Copy every line of the data that contains the string "this".

Web page and app entries

■ ■ ■ ■

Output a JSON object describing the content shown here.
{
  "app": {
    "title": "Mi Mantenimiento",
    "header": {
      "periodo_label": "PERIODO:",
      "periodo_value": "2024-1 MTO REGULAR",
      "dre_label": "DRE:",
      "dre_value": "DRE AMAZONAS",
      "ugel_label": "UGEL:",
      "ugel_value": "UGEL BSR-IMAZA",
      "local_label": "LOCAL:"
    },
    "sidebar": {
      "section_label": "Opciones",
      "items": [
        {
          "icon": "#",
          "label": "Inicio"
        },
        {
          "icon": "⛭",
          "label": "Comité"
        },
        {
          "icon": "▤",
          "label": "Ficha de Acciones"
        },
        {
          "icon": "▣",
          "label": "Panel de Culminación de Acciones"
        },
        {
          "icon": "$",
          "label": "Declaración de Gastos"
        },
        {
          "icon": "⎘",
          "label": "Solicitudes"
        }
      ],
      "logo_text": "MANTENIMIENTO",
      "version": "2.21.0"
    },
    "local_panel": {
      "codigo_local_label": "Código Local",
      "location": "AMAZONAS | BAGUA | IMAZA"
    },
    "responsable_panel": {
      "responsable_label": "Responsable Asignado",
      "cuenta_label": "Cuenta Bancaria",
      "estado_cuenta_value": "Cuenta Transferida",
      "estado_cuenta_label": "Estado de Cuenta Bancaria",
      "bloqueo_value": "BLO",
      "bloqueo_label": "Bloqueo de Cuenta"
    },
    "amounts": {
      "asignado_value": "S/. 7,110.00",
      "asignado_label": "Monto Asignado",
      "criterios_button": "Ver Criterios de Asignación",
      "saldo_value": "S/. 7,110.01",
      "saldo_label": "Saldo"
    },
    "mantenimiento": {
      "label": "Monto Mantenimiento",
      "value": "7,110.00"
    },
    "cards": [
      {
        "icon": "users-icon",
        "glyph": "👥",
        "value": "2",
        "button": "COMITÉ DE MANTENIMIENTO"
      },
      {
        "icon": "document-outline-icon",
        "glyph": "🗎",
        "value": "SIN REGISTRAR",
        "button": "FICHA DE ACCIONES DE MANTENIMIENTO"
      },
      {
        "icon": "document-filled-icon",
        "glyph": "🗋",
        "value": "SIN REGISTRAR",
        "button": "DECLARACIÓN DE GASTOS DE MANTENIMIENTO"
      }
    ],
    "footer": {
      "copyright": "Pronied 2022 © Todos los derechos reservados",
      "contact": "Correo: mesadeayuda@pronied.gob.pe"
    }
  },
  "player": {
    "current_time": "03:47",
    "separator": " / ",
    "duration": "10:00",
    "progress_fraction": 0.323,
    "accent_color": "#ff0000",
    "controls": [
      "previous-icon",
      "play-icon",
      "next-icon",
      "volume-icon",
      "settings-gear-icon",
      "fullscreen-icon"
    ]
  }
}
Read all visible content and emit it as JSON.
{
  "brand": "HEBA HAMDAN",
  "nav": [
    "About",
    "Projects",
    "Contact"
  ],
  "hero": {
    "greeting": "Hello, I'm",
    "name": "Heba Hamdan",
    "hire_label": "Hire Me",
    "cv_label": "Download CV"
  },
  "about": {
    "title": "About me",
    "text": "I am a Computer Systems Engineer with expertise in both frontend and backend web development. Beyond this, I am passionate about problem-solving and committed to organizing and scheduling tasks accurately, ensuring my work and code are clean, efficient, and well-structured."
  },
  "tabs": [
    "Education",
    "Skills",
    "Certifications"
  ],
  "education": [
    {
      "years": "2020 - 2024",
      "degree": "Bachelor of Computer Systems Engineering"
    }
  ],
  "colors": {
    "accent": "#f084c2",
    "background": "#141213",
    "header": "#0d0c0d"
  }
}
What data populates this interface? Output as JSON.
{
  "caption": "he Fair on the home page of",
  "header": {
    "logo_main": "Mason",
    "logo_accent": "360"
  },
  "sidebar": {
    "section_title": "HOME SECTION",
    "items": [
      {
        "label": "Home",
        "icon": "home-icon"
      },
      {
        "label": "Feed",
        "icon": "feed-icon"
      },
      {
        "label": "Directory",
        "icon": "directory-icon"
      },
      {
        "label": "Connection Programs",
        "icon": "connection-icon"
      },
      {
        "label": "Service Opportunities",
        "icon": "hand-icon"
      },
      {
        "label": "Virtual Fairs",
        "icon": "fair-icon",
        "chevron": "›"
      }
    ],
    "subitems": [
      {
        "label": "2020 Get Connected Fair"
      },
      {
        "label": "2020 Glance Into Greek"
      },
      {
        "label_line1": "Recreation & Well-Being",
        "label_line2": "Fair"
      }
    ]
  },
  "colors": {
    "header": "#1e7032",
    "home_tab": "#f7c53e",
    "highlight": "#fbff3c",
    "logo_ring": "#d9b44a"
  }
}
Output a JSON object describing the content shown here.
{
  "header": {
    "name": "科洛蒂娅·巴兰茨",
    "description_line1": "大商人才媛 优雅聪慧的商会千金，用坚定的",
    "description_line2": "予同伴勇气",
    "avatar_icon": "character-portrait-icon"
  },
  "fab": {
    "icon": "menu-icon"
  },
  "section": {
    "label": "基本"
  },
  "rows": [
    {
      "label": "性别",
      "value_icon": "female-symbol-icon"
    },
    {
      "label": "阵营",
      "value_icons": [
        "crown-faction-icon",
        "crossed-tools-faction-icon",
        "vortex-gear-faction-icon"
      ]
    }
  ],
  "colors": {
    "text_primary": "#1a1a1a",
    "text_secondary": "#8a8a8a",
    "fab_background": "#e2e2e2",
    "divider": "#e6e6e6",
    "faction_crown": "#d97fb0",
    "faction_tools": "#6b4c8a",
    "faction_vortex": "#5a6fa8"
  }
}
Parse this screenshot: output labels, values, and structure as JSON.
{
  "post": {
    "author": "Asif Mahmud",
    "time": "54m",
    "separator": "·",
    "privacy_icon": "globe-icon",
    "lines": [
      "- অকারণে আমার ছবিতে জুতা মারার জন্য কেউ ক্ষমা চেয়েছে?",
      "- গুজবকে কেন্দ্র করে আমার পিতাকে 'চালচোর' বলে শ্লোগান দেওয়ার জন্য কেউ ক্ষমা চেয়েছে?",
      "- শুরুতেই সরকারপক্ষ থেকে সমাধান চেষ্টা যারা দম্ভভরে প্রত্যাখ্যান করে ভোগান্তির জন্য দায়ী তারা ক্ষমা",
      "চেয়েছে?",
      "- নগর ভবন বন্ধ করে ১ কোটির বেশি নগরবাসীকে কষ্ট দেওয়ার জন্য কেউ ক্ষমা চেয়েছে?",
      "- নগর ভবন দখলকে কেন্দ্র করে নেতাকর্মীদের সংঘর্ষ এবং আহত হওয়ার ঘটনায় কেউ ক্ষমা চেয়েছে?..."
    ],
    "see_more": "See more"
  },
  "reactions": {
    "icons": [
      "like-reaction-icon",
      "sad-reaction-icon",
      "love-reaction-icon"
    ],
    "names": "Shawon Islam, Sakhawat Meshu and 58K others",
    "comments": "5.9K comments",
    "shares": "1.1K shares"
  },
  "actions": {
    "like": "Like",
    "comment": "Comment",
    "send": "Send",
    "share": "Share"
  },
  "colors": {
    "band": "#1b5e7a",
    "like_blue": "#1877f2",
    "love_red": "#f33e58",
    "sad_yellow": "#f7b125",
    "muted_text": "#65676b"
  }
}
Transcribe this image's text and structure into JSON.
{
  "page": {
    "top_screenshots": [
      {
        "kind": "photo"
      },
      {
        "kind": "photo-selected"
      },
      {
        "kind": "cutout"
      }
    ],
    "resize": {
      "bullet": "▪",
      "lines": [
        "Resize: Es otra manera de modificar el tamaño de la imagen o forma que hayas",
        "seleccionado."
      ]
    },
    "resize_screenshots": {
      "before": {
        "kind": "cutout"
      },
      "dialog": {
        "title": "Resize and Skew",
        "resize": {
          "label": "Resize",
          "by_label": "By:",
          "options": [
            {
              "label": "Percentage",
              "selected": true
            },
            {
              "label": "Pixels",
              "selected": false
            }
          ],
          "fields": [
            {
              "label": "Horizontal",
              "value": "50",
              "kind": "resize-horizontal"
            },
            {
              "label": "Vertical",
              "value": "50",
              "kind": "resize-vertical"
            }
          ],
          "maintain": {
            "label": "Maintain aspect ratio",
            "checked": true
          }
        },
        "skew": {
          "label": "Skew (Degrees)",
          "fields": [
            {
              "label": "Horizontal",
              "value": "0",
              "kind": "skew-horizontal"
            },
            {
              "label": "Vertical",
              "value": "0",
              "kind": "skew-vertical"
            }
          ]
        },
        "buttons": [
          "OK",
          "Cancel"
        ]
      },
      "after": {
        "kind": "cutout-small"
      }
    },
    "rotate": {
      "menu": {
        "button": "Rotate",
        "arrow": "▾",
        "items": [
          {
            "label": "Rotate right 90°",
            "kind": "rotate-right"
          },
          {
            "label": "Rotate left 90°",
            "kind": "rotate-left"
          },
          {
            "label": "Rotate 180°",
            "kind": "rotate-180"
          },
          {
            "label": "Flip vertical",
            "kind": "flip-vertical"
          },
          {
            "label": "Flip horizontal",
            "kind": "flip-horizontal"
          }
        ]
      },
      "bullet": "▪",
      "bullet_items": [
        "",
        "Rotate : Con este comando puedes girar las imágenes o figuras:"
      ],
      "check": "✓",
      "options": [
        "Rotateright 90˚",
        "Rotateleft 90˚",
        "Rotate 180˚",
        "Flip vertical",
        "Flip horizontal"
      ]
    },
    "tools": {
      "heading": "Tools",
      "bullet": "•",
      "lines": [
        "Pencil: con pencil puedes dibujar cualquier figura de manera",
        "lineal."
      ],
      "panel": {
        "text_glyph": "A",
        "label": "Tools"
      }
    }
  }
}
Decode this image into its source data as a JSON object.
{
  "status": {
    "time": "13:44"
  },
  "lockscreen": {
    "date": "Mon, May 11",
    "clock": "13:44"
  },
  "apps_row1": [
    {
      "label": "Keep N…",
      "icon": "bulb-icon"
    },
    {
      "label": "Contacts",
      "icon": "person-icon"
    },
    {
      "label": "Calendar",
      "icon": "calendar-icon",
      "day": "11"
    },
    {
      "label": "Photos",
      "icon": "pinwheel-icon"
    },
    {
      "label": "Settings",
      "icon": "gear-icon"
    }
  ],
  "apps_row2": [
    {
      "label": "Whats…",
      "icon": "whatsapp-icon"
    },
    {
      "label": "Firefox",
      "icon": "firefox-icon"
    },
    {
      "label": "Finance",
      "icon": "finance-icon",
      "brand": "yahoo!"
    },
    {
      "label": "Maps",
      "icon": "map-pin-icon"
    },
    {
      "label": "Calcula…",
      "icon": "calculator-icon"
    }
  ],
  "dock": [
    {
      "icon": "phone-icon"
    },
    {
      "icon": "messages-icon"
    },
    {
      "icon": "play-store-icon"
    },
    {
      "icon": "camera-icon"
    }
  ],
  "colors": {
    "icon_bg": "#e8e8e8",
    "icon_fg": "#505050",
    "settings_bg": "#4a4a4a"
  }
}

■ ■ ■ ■

→ Your response:
    "text": "I am a Computer Systems Engineer with expertise in both frontend and backend web development. Beyond this, I am passionate about problem-solving and committed to organizing and scheduling tasks accurately, ensuring my work and code are clean, efficient, and well-structured."
What data populates this interface? Output as JSON.
Parse this screenshot: output labels, values, and structure as JSON.
Transcribe this image's text and structure into JSON.
Decode this image into its source data as a JSON object.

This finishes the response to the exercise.